Reviewer Finds Martin Crimp's Updated Property Extra Disturbing

Dealing with Clair – at the Orange Tree Theatre, Richmond

Michael Gould and Lizzy Watts

Viewing playwright Martin Crimp's updated property proves extra disturbing given the current background of further investigations into the unsolved disappearance of young estate agent Suzy Lamplugh, says Liz Vercoe.

Roseanna Frascona and Gabriel Akuwudike

Oh the nice middle classes, with tidy, polite behaviour and renovated houses and an abhorrence of (other people's) noise and of litter. Who believed in trusting people until, in the mid-1980s, they stumbled into a lenders-fuelled property boom and discovered a few less than edifying things about themselves when tempted by rocketing prices for their bricks and mortar. Martin Crimp's 1988 play poked and prodded at a society that was losing its structural integrity as property became king.

As it is in 2018 if you own rather than rent. And so here, in a plot updated from the original by adding an extra zero to all the property prices, we meet ambitious agent Clair (Lizzy Watts), who's made her own property investment in the shape of a studio flat beside a railway noisier than Heathrow. Her clients are an educated but soulless couple Liz and Mike (Hara Yannas and Tom Mothersdale) who want to cash in on the rapidly rising prices of property in their street thanks to the recent eviction of the wrong sort of renters. With their belief that style comes in the shape of balloon sized glasses of white wine and being snide about the au pair, these are the sort of people that gave yuppies and then dinkies a bad name. Today they are just despicable. However, apart some pointers to Mike's trouser-centric attitude towards women, they are the least interesting part of this play.

Tom Mothersdale and Hara Yannas

Back in 1988 the story drew heavily on the well-known facts about the disappearance of Suzy Lamplugh just two years earlier, even a suspicious BMW was written in. Audiences at the time were very well aware that the pretty property negotiator had set off to meet a client to view a house in up-and-come Fulham and was never seen again. So the, rather unnerving, coincidental re-emergence of the case this month puts audiences in a very similar position.

Here, when Liz and Mike's inflated asking price is met almost too fast, it gives them the idea that perhaps Clair can find them a better buyer, perhaps one willing to gazump their initial buyers.
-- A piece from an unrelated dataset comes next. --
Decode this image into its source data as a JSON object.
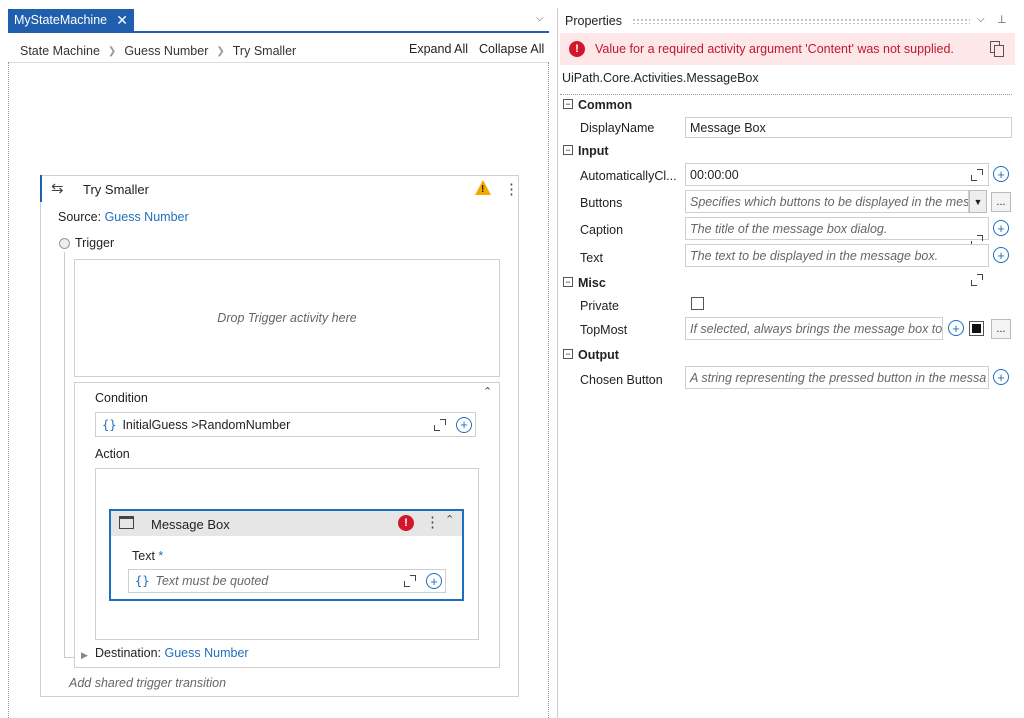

While they convince themselves it was her idea and therefore moral, she introduces a new buyer. Smooth-talking James, cash-rich and desperate-to-buy, is just the man. And from the moment he steps on stage, actor Michael Gould turns James into one of the most chilling creations the Orange Tree has let loose on its audiences. Just his description of driving off a main road into deserted, sound-absorbing pine woods of the Pyrenees makes the hairs rise on the back of your neck while still managing to sound like an advert for the French tourist board.
His exchanges are always slightly "off", but by such a tiny margin that it's totally believable that Clair doubts what she thinks she's just heard, especially with the potential of a big fat commission deafening her. Gould's performance is worth the ticket price on its own.

Which is good news as the play and production have weaknesses, and not just the Boeing 747-scaled sound effects. Feisty Clair doesn't seem really under enough pressure to complete the sale to account for her tolerance of James. The addition of a jobbing builder, an au pair and her boyfriend seem super-numerous to the plot, not even serving up a red herring or two. But mainly the play doesn't seem to know how to end. For the first 90 minutes the performance is neatly set, by designer Fly Davis, inside a mesh "box" as a way to suggest rooms, private spaces, secrets and voyeurism. Until it is all ripped down by an unleashed James...who has unbelievably failed to come to the attention of the men in white coats or the boys in blue. This moment of high drama then leaves the conclusion of the story to trail away in the grasping hands of the despicables... who still fail to say anything really meaningful.

Liz Vercoe

Images: The Other Richard

November 7, 2018